Format

Send to

Choose Destination
See comment in PubMed Commons below
J Invest Dermatol. 1995 Jul;105(1 Suppl):95S-98S.

Lymphocyte activation in cutaneous drug reactions.

Author information

1
Department of Dermatology, Medical Faculty, RWTH Aachen, Germany.

Abstract

Peripheral blood lymphocytes from both drug-induced immediate and delayed cutaneous hypersensitivity reactions frequently can be stimulated in vitro with the particular culprit drug. Immunohistochemical analysis has identified CD8+ T cells as the predominant epidermal T-cell subset in drug-induced maculopapular and bullous eruptions and in patch-test reactions to beta-lactam antibiotics. Beta-lactam-specific peripheral and epidermal T lymphocytes from bullous exanthems were predominantly T-cell receptor alpha/beta+, CD8+, CD4-. Three CD8+ epidermal T-cell clones from penicillin-induced bullous exanthems displayed a TH1-like cytokine pattern and proliferated in an antigen- and major histocompatibility complex-specific manner. These epidermal T-cell clones were cytotoxic against autologous B cells upon stimulation through the T-cell receptor and against epidermal keratinocytes in lectin-induced cytotoxicity assays. In contrast, peripheral T-cell lines from patients with penicillin-induced urticarial exanthems were predominantly T-cell receptor alpha/beta+, CD4+, CD8- and displayed a Th2-like cytokine pattern. CD8+ dermal T cells from a sulfamethoxazole-induced bullous exanthem proliferated in vitro in response to sulfamethoxazole. This T-cell proliferation was significantly increased in the presence of microsomes, which suggests that microsomal enzymes, such as cytochrome P450 enzymes, generate highly reactive metabolites which are the nominal antigens for T-cell activation.
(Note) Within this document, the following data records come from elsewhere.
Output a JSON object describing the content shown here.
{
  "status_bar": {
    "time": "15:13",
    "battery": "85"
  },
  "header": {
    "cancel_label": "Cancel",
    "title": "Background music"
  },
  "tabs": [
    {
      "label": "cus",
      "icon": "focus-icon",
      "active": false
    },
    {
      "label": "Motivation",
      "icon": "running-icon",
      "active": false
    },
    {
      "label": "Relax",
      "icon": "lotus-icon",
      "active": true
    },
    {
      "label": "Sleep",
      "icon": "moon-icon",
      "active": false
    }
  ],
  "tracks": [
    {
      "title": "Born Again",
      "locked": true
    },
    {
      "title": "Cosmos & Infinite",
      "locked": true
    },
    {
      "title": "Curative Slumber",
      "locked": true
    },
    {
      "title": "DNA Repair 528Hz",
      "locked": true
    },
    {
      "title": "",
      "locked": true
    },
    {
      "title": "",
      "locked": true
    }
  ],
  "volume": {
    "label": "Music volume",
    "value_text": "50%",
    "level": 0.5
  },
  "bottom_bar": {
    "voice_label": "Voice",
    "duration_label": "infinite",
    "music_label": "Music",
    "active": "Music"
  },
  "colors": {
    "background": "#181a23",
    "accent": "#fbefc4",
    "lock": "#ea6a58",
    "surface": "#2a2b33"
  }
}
In summary, drugs may be processed and presented in different ways, which is reflected by the observation that Th1-like CD8+ T cells are primarily activated in delayed cutaneous hypersensitivity reactions, whereas Th2-like T-cell responses are present in patients with drug-induced urticarial exanthems.

PMID:
7616006
[Indexed for MEDLINE]
PubMed Commons home

PubMed Commons

0 comments
How to join PubMed Commons

    Supplemental Content

    Loading ...
    Support Center